Unveiling Dividend Yield: Key Metric for Investors

Understanding Dividend Yield

Dividend yield is a critical financial metric that indicates the percentage return on investment from dividends relative to a company’s stock price. It provides investors with valuable insights into the income generated from owning a particular stock. Understanding dividend yield is essential for investors seeking income-generating investments and assessing the attractiveness of dividend-paying stocks.

Calculating Dividend Yield

Calculating dividend yield is straightforward. It involves dividing the annual dividend per share by the current market price per share and then multiplying the result by 100 to express it as a percentage. The formula for calculating dividend yield is:

Dividend Yield = (Annual Dividend per Share / Current Market Price per Share) * 100

For example, if a stock pays an annual dividend of $2 per share and its current market price is $50 per share, the dividend yield would be 4% ($2 / $50 * 100).

Interpreting Dividend Yield

Interpreting dividend yield requires context and comparison to industry benchmarks and historical performance. A higher dividend yield may indicate that a stock is undervalued or that the company is distributing a significant portion of its earnings to shareholders. However, a very high dividend yield could also be a red flag, signaling financial distress or an unsustainable dividend policy. Therefore, it’s essential to consider other factors such as dividend sustainability, payout ratio, and company fundamentals when interpreting dividend yield.

Importance of Dividend Yield

Dividend yield is important for investors, particularly those seeking income from their investments. Dividend-paying stocks can provide a steady stream of passive income, making them attractive for retirees or investors looking for reliable income in addition to potential capital appreciation. Moreover, dividend yield can also serve as a measure of a company’s financial health and management’s confidence in its future prospects.

Factors Affecting Dividend Yield

Several factors can influence a company’s dividend yield, including its dividend payout policy, earnings growth, cash flow generation, and capital allocation decisions. Companies with stable earnings, strong cash flow, and a history of consistent dividend payments are more likely to have higher dividend yields. Conversely, companies experiencing financial difficulties or investing heavily in growth initiatives may have lower dividend yields or no dividends at all.

Strategies for Maximizing Dividend Yield

Investors can employ various strategies to maximize their dividend yield, such as focusing on high-yield dividend stocks, diversifying their dividend portfolio across different sectors and industries, and reinvesting dividends through dividend reinvestment plans (DRIPs) to compound returns over time. Additionally, investors can consider dividend growth stocks, which have a track record of increasing their dividends consistently over time, providing potential for both income and capital appreciation.
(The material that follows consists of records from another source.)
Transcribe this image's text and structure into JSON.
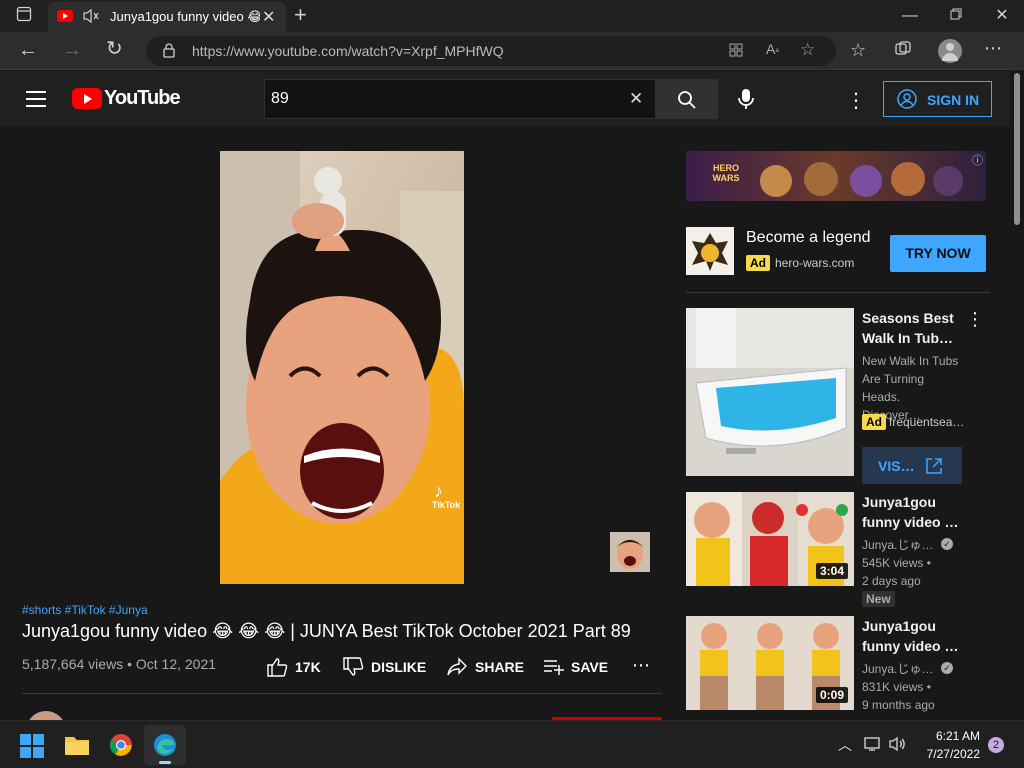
{
  "browser": {
    "tab_title": "Junya1gou funny video 😂 😂",
    "url": "https://www.youtube.com/watch?v=Xrpf_MPHfWQ"
  },
  "youtube": {
    "logo_text": "YouTube",
    "search_value": "89",
    "sign_in": "SIGN IN"
  },
  "video": {
    "hashtags": "#shorts #TikTok #Junya",
    "title": "Junya1gou funny video 😂 😂 😂 | JUNYA Best TikTok October 2021 Part 89",
    "meta": "5,187,664 views • Oct 12, 2021",
    "like_count": "17K",
    "dislike": "DISLIKE",
    "share": "SHARE",
    "save": "SAVE",
    "tiktok_watermark": "TikTok"
  },
  "ad": {
    "banner_text": "HERO WARS",
    "headline": "Become a legend",
    "badge": "Ad",
    "domain": "hero-wars.com",
    "cta": "TRY NOW"
  },
  "sidebar": [
    {
      "title": "Seasons Best Walk In Tub…",
      "desc": "New Walk In Tubs Are Turning Heads. Discover…",
      "badge": "Ad",
      "channel": "frequentsea…",
      "cta": "VIS…"
    },
    {
      "title": "Junya1gou funny video …",
      "channel": "Junya.じゅ…",
      "views": "545K views •",
      "age": "2 days ago",
      "badge": "New",
      "duration": "3:04"
    },
    {
      "title": "Junya1gou funny video …",
      "channel": "Junya.じゅ…",
      "views": "831K views •",
      "age": "9 months ago",
      "duration": "0:09"
    }
  ],
  "taskbar": {
    "time": "6:21 AM",
    "date": "7/27/2022",
    "notification_count": "2"
  },
  "colors": {
    "youtube_red": "#ff0000",
    "link_blue": "#3ea6ff",
    "ad_yellow": "#f9d94c"
  }
}
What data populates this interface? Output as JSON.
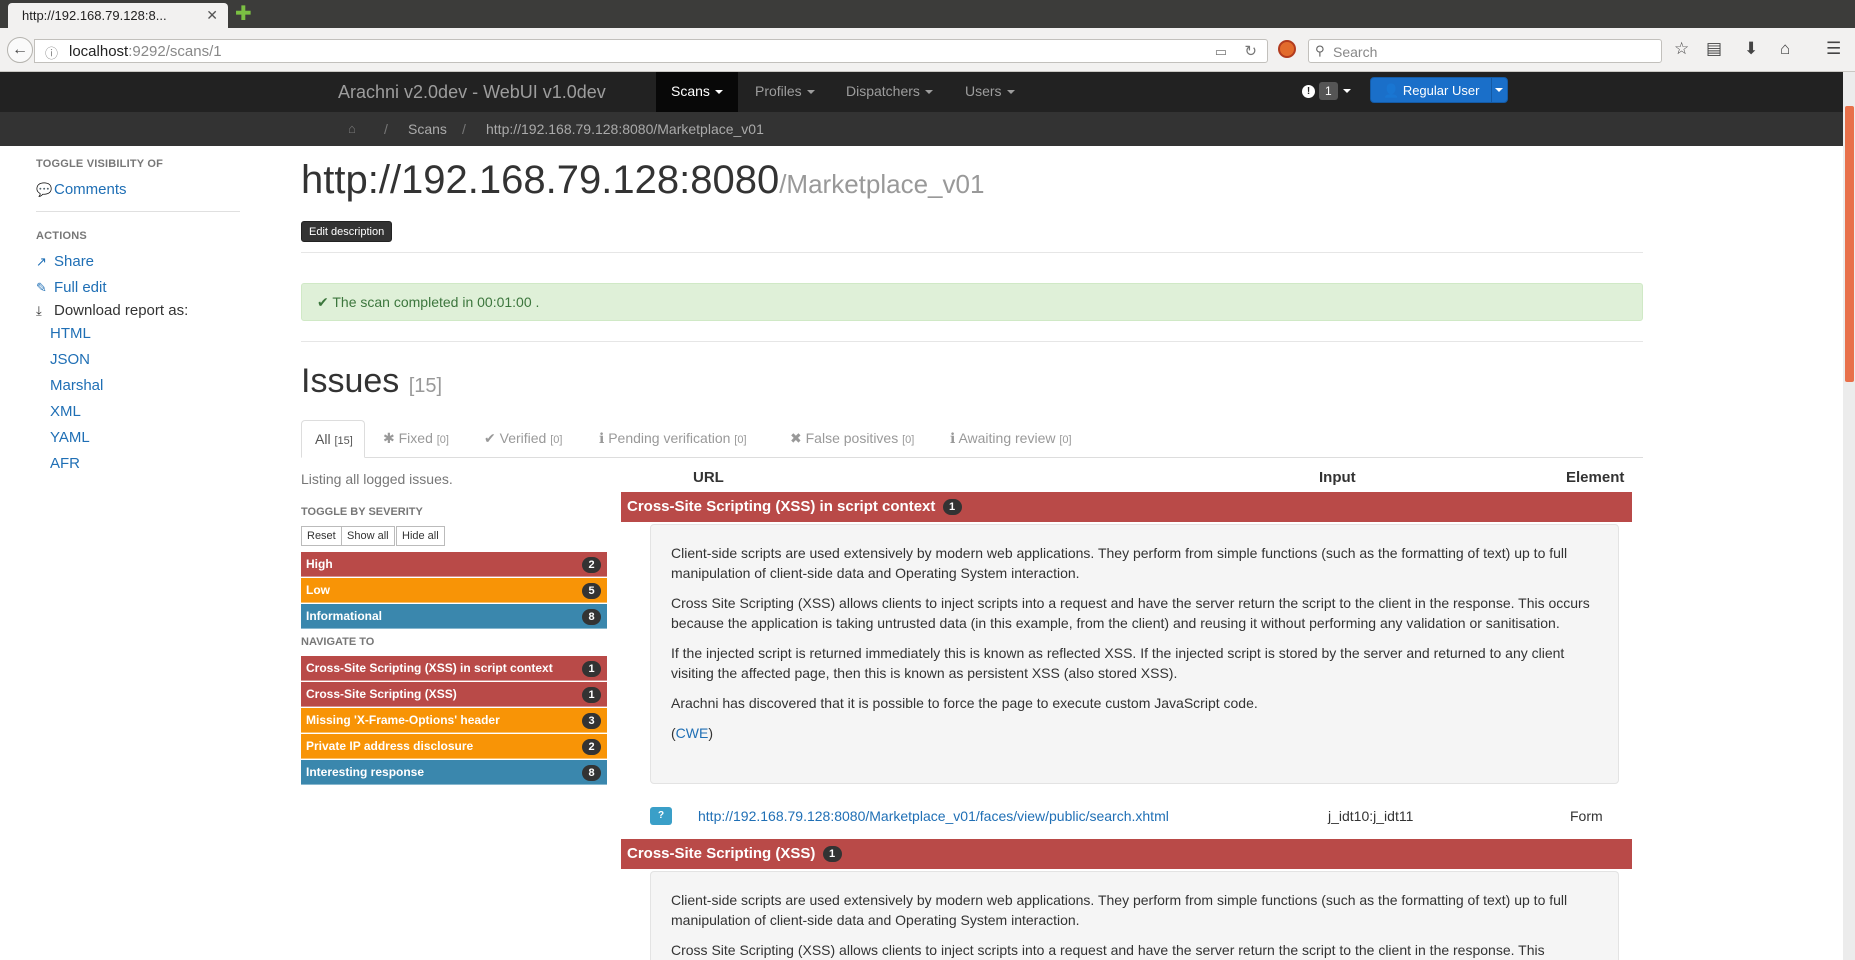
{
  "browser": {
    "tab_title": "http://192.168.79.128:8...",
    "tab_close": "✕",
    "new_tab": "✚",
    "url_host": "localhost",
    "url_rest": ":9292/scans/1",
    "search_placeholder": "Search"
  },
  "app": {
    "brand": "Arachni v2.0dev - WebUI v1.0dev",
    "menu": [
      {
        "label": "Scans"
      },
      {
        "label": "Profiles"
      },
      {
        "label": "Dispatchers"
      },
      {
        "label": "Users"
      }
    ],
    "notification_count": "1",
    "user_button": "Regular User"
  },
  "breadcrumb": {
    "sep": "/",
    "scans": "Scans",
    "url": "http://192.168.79.128:8080/Marketplace_v01"
  },
  "sidebar": {
    "toggle_head": "TOGGLE VISIBILITY OF",
    "comments": "Comments",
    "actions_head": "ACTIONS",
    "share": "Share",
    "full_edit": "Full edit",
    "download_label": "Download report as:",
    "formats": [
      "HTML",
      "JSON",
      "Marshal",
      "XML",
      "YAML",
      "AFR"
    ]
  },
  "scan": {
    "title_host": "http://192.168.79.128:8080",
    "title_path": "/Marketplace_v01",
    "edit_description": "Edit description",
    "completed_prefix": "The scan completed in",
    "duration": "00:01:00",
    "completed_suffix": "."
  },
  "issues": {
    "title": "Issues",
    "count": "[15]",
    "tabs": [
      {
        "label": "All",
        "count": "[15]"
      },
      {
        "label": "Fixed",
        "count": "[0]"
      },
      {
        "label": "Verified",
        "count": "[0]"
      },
      {
        "label": "Pending verification",
        "count": "[0]"
      },
      {
        "label": "False positives",
        "count": "[0]"
      },
      {
        "label": "Awaiting review",
        "count": "[0]"
      }
    ],
    "listing": "Listing all logged issues.",
    "toggle_severity": "TOGGLE BY SEVERITY",
    "buttons": {
      "reset": "Reset",
      "show_all": "Show all",
      "hide_all": "Hide all"
    },
    "severities": [
      {
        "label": "High",
        "count": "2"
      },
      {
        "label": "Low",
        "count": "5"
      },
      {
        "label": "Informational",
        "count": "8"
      }
    ],
    "navigate_to": "NAVIGATE TO",
    "nav_items": [
      {
        "label": "Cross-Site Scripting (XSS) in script context",
        "count": "1"
      },
      {
        "label": "Cross-Site Scripting (XSS)",
        "count": "1"
      },
      {
        "label": "Missing 'X-Frame-Options' header",
        "count": "3"
      },
      {
        "label": "Private IP address disclosure",
        "count": "2"
      },
      {
        "label": "Interesting response",
        "count": "8"
      }
    ],
    "columns": {
      "url": "URL",
      "input": "Input",
      "element": "Element"
    },
    "groups": [
      {
        "title": "Cross-Site Scripting (XSS) in script context",
        "count": "1",
        "p1": "Client-side scripts are used extensively by modern web applications. They perform from simple functions (such as the formatting of text) up to full manipulation of client-side data and Operating System interaction.",
        "p2": "Cross Site Scripting (XSS) allows clients to inject scripts into a request and have the server return the script to the client in the response. This occurs because the application is taking untrusted data (in this example, from the client) and reusing it without performing any validation or sanitisation.",
        "p3": "If the injected script is returned immediately this is known as reflected XSS. If the injected script is stored by the server and returned to any client visiting the affected page, then this is known as persistent XSS (also stored XSS).",
        "p4": "Arachni has discovered that it is possible to force the page to execute custom JavaScript code.",
        "cwe": "CWE",
        "issue_url": "http://192.168.79.128:8080/Marketplace_v01/faces/view/public/search.xhtml",
        "issue_input": "j_idt10:j_idt11",
        "issue_element": "Form"
      },
      {
        "title": "Cross-Site Scripting (XSS)",
        "count": "1",
        "p1": "Client-side scripts are used extensively by modern web applications. They perform from simple functions (such as the formatting of text) up to full manipulation of client-side data and Operating System interaction.",
        "p2": "Cross Site Scripting (XSS) allows clients to inject scripts into a request and have the server return the script to the client in the response. This"
      }
    ]
  },
  "colors": {
    "high": "#b94a48",
    "low": "#f89406",
    "informational": "#3a87ad",
    "link": "#1f6fb5",
    "success_bg": "#dff0d8"
  }
}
Analyzing Dividend Yield Trends

Analyzing dividend yield trends can provide valuable insights into a company’s dividend policy, financial performance, and shareholder value creation over time. By tracking changes in dividend yield relative to historical levels and comparing them to industry peers, investors can assess whether a company’s dividend payments are sustainable and whether its dividend policy aligns with its overall business strategy and financial objectives.

Risks Associated with Dividend Yield

While dividend yield can be an attractive feature for investors, it’s important to recognize the risks associated with dividend-paying stocks. Companies may reduce or suspend dividend payments during economic downturns or periods of financial distress to preserve cash and maintain financial flexibility. Additionally, high dividend yields may sometimes signal an unsustainable dividend policy or impending financial difficulties, requiring careful due diligence and risk assessment by investors.


In conclusion, dividend yield is a key metric for investors seeking income-generating investments and assessing the attractiveness of dividend-paying stocks. By understanding, calculating, and interpreting dividend yield, investors can make informed decisions about their investment portfolios, evaluate a company’s financial health and performance, and build a diversified income stream for long-term wealth creation. However, it’s essential to consider dividend yield in conjunction with other financial metrics and conduct thorough research and analysis to mitigate risks and maximize returns in the stock market. Read more about Dividend yield